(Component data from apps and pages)

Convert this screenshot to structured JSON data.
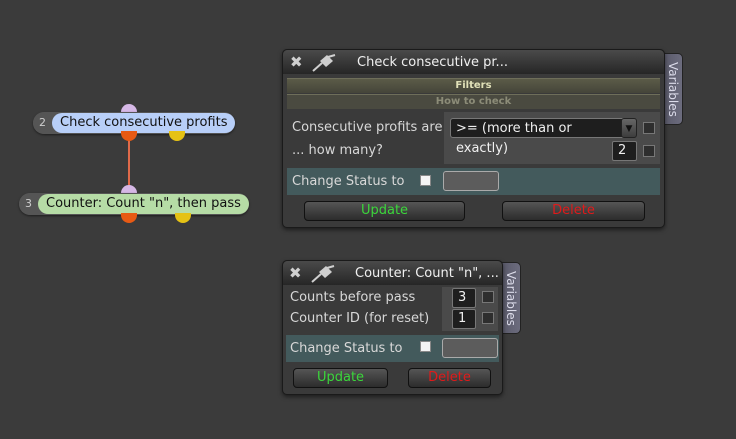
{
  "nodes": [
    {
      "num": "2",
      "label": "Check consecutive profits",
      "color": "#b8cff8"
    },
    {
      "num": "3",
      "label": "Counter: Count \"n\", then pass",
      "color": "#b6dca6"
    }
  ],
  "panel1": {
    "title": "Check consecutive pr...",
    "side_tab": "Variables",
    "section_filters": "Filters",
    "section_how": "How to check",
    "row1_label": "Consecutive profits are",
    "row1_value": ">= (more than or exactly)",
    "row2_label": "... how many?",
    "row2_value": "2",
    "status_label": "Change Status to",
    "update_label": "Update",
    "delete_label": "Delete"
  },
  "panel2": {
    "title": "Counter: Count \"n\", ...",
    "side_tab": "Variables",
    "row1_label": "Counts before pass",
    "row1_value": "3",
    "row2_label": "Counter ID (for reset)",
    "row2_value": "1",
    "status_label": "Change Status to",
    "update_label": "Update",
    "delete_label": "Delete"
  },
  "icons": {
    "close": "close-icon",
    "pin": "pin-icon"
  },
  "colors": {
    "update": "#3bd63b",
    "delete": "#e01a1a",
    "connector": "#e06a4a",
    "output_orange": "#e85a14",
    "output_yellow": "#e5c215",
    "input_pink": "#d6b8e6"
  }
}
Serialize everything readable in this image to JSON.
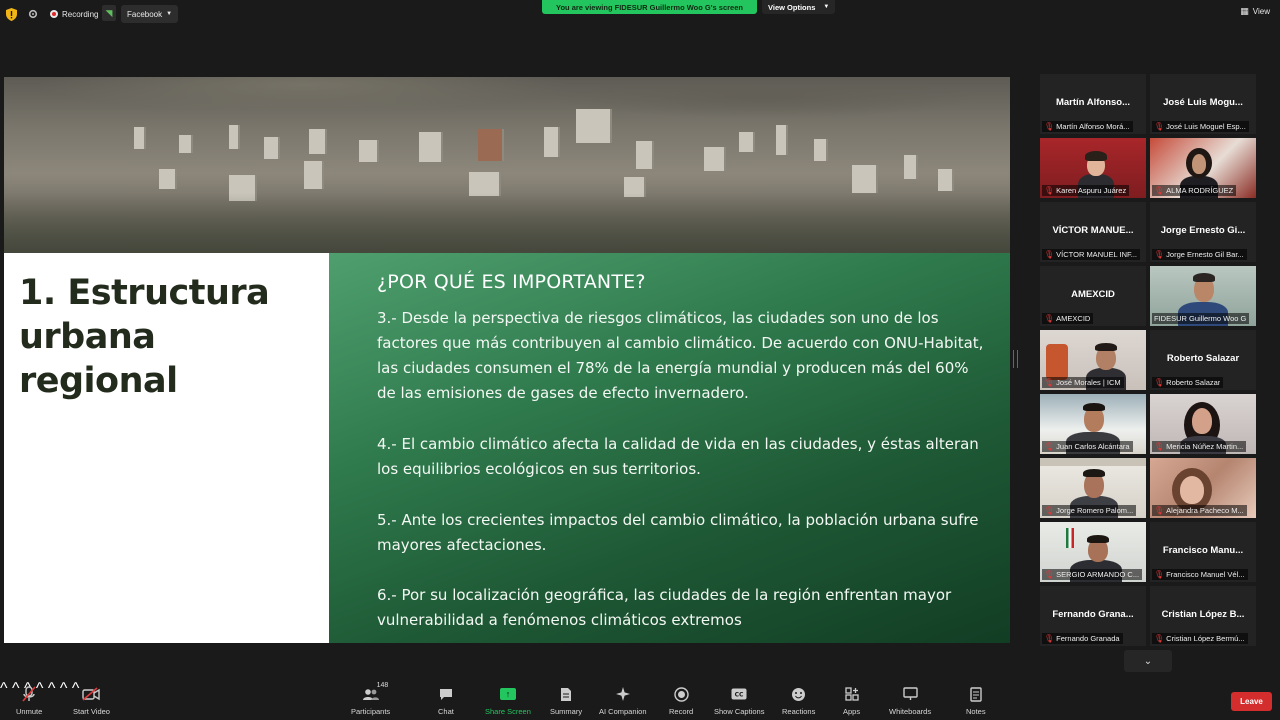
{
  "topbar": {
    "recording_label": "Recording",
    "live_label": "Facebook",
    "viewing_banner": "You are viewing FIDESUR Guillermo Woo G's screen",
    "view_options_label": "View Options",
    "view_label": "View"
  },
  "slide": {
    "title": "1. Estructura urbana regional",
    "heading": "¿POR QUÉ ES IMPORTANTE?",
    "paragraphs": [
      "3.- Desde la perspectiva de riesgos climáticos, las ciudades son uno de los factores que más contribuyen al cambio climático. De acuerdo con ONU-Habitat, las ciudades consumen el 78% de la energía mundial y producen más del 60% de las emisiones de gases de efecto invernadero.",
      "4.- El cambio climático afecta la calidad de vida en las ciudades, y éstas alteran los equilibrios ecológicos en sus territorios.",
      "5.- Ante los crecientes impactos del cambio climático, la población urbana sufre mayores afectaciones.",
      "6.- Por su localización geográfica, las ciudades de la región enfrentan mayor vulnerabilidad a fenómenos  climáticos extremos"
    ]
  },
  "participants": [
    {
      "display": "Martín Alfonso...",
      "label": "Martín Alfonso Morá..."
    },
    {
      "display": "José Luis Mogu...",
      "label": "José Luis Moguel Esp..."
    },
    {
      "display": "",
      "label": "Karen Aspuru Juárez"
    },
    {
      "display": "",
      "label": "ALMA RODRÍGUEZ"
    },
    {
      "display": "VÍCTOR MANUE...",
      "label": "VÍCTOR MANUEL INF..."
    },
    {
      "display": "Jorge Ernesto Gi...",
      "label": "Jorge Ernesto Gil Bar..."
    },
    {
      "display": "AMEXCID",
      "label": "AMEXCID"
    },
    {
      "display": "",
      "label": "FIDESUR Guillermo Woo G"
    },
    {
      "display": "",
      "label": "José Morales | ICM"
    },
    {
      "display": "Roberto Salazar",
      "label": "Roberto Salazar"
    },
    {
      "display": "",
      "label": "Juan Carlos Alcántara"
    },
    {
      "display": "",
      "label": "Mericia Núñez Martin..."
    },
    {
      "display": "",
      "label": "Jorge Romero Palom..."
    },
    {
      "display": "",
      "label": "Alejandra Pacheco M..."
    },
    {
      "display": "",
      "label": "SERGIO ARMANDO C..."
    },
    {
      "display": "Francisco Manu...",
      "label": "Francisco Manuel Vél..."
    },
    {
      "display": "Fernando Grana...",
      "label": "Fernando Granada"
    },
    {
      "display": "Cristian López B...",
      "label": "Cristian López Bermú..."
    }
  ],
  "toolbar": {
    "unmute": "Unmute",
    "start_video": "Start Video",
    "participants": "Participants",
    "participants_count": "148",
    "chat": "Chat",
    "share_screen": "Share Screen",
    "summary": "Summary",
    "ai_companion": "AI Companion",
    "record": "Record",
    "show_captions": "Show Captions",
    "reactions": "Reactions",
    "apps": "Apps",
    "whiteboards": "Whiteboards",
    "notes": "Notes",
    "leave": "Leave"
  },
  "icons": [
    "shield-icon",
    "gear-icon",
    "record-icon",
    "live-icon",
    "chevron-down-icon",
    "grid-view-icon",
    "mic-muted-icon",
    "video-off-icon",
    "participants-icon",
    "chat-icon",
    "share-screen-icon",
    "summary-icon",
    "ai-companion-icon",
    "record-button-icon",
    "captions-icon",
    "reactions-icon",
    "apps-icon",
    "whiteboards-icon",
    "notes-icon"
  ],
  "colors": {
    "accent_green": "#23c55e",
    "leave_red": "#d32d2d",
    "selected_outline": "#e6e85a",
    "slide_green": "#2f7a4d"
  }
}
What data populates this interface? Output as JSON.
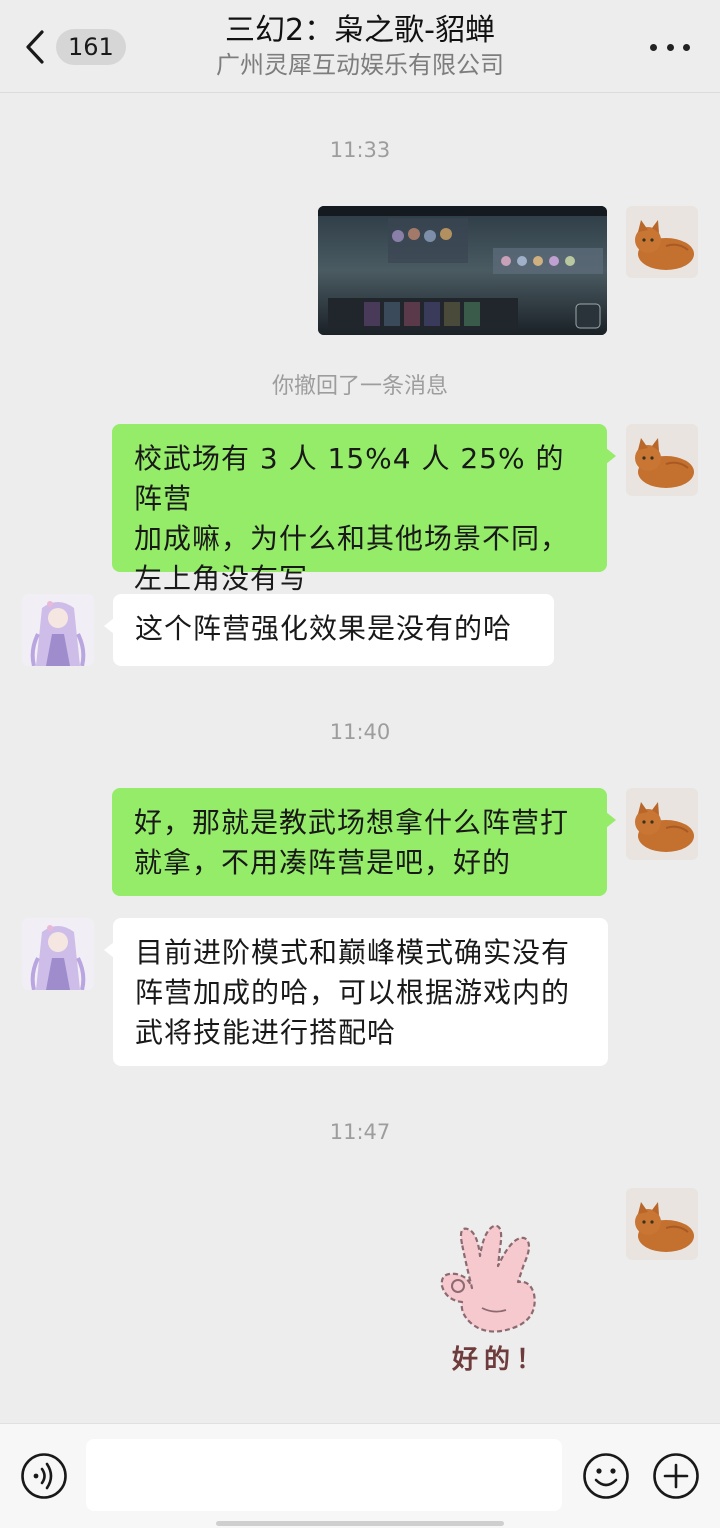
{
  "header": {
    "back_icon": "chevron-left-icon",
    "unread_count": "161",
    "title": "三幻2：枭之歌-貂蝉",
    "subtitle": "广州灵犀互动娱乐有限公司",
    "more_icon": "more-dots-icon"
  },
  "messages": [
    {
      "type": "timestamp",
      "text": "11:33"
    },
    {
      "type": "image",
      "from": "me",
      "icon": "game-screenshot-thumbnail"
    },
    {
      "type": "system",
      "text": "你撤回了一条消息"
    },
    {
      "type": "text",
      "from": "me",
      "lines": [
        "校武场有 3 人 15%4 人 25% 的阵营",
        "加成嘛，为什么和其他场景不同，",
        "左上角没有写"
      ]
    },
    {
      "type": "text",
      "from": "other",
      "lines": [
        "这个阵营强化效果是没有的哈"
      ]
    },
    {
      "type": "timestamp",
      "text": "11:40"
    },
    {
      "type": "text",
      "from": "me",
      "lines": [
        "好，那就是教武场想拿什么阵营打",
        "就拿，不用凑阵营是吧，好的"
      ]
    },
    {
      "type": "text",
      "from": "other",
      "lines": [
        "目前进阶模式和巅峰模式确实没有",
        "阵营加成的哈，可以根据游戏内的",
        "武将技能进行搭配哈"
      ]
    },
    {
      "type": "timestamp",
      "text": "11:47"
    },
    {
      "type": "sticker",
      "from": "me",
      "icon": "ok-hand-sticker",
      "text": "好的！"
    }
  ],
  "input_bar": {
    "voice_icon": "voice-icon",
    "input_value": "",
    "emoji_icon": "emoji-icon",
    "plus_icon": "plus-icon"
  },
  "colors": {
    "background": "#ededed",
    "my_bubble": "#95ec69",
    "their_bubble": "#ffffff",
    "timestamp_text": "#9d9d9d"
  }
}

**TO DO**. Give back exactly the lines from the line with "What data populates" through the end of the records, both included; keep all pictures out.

**SOLUTION**.
What data populates this interface? Output as JSON.
{
  "header": {
    "back_icon": "chevron-left-icon",
    "unread_count": "161",
    "title": "三幻2：枭之歌-貂蝉",
    "subtitle": "广州灵犀互动娱乐有限公司",
    "more_icon": "more-dots-icon"
  },
  "messages": [
    {
      "type": "timestamp",
      "text": "11:33"
    },
    {
      "type": "image",
      "from": "me",
      "icon": "game-screenshot-thumbnail"
    },
    {
      "type": "system",
      "text": "你撤回了一条消息"
    },
    {
      "type": "text",
      "from": "me",
      "lines": [
        "校武场有 3 人 15%4 人 25% 的阵营",
        "加成嘛，为什么和其他场景不同，",
        "左上角没有写"
      ]
    },
    {
      "type": "text",
      "from": "other",
      "lines": [
        "这个阵营强化效果是没有的哈"
      ]
    },
    {
      "type": "timestamp",
      "text": "11:40"
    },
    {
      "type": "text",
      "from": "me",
      "lines": [
        "好，那就是教武场想拿什么阵营打",
        "就拿，不用凑阵营是吧，好的"
      ]
    },
    {
      "type": "text",
      "from": "other",
      "lines": [
        "目前进阶模式和巅峰模式确实没有",
        "阵营加成的哈，可以根据游戏内的",
        "武将技能进行搭配哈"
      ]
    },
    {
      "type": "timestamp",
      "text": "11:47"
    },
    {
      "type": "sticker",
      "from": "me",
      "icon": "ok-hand-sticker",
      "text": "好的！"
    }
  ],
  "input_bar": {
    "voice_icon": "voice-icon",
    "input_value": "",
    "emoji_icon": "emoji-icon",
    "plus_icon": "plus-icon"
  },
  "colors": {
    "background": "#ededed",
    "my_bubble": "#95ec69",
    "their_bubble": "#ffffff",
    "timestamp_text": "#9d9d9d"
  }
}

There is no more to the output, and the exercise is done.